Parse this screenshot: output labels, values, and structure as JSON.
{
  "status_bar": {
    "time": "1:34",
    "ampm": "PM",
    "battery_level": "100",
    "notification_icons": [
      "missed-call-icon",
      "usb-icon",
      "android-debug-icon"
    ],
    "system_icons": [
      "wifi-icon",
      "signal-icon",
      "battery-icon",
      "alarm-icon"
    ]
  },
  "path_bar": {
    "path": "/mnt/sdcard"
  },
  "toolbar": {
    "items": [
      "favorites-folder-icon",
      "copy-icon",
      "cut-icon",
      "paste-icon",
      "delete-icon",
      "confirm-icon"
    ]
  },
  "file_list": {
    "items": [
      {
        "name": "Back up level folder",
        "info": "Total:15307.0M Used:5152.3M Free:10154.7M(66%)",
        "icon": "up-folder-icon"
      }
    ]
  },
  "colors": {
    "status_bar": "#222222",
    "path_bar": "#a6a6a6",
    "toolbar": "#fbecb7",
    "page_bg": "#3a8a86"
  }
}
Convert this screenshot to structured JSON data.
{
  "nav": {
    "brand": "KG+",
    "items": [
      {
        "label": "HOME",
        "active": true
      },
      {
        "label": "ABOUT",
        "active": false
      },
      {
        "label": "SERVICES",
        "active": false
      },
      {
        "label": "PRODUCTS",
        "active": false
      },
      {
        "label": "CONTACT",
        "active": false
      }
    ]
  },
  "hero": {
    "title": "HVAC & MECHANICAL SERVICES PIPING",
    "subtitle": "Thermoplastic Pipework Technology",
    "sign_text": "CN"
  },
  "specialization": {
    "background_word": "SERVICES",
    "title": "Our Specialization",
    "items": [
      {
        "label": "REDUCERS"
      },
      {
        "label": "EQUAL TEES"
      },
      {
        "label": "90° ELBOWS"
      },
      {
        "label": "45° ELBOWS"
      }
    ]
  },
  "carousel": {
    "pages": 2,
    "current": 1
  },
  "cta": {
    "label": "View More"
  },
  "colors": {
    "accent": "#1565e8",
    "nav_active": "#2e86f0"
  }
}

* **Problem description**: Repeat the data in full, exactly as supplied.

* **Problem solution**:
Parse this screenshot: output labels, values, and structure as JSON.
{
  "status_bar": {
    "time": "1:34",
    "ampm": "PM",
    "battery_level": "100",
    "notification_icons": [
      "missed-call-icon",
      "usb-icon",
      "android-debug-icon"
    ],
    "system_icons": [
      "wifi-icon",
      "signal-icon",
      "battery-icon",
      "alarm-icon"
    ]
  },
  "path_bar": {
    "path": "/mnt/sdcard"
  },
  "toolbar": {
    "items": [
      "favorites-folder-icon",
      "copy-icon",
      "cut-icon",
      "paste-icon",
      "delete-icon",
      "confirm-icon"
    ]
  },
  "file_list": {
    "items": [
      {
        "name": "Back up level folder",
        "info": "Total:15307.0M Used:5152.3M Free:10154.7M(66%)",
        "icon": "up-folder-icon"
      }
    ]
  },
  "colors": {
    "status_bar": "#222222",
    "path_bar": "#a6a6a6",
    "toolbar": "#fbecb7",
    "page_bg": "#3a8a86"
  }
}
Convert this screenshot to structured JSON data.
{
  "nav": {
    "brand": "KG+",
    "items": [
      {
        "label": "HOME",
        "active": true
      },
      {
        "label": "ABOUT",
        "active": false
      },
      {
        "label": "SERVICES",
        "active": false
      },
      {
        "label": "PRODUCTS",
        "active": false
      },
      {
        "label": "CONTACT",
        "active": false
      }
    ]
  },
  "hero": {
    "title": "HVAC & MECHANICAL SERVICES PIPING",
    "subtitle": "Thermoplastic Pipework Technology",
    "sign_text": "CN"
  },
  "specialization": {
    "background_word": "SERVICES",
    "title": "Our Specialization",
    "items": [
      {
        "label": "REDUCERS"
      },
      {
        "label": "EQUAL TEES"
      },
      {
        "label": "90° ELBOWS"
      },
      {
        "label": "45° ELBOWS"
      }
    ]
  },
  "carousel": {
    "pages": 2,
    "current": 1
  },
  "cta": {
    "label": "View More"
  },
  "colors": {
    "accent": "#1565e8",
    "nav_active": "#2e86f0"
  }
}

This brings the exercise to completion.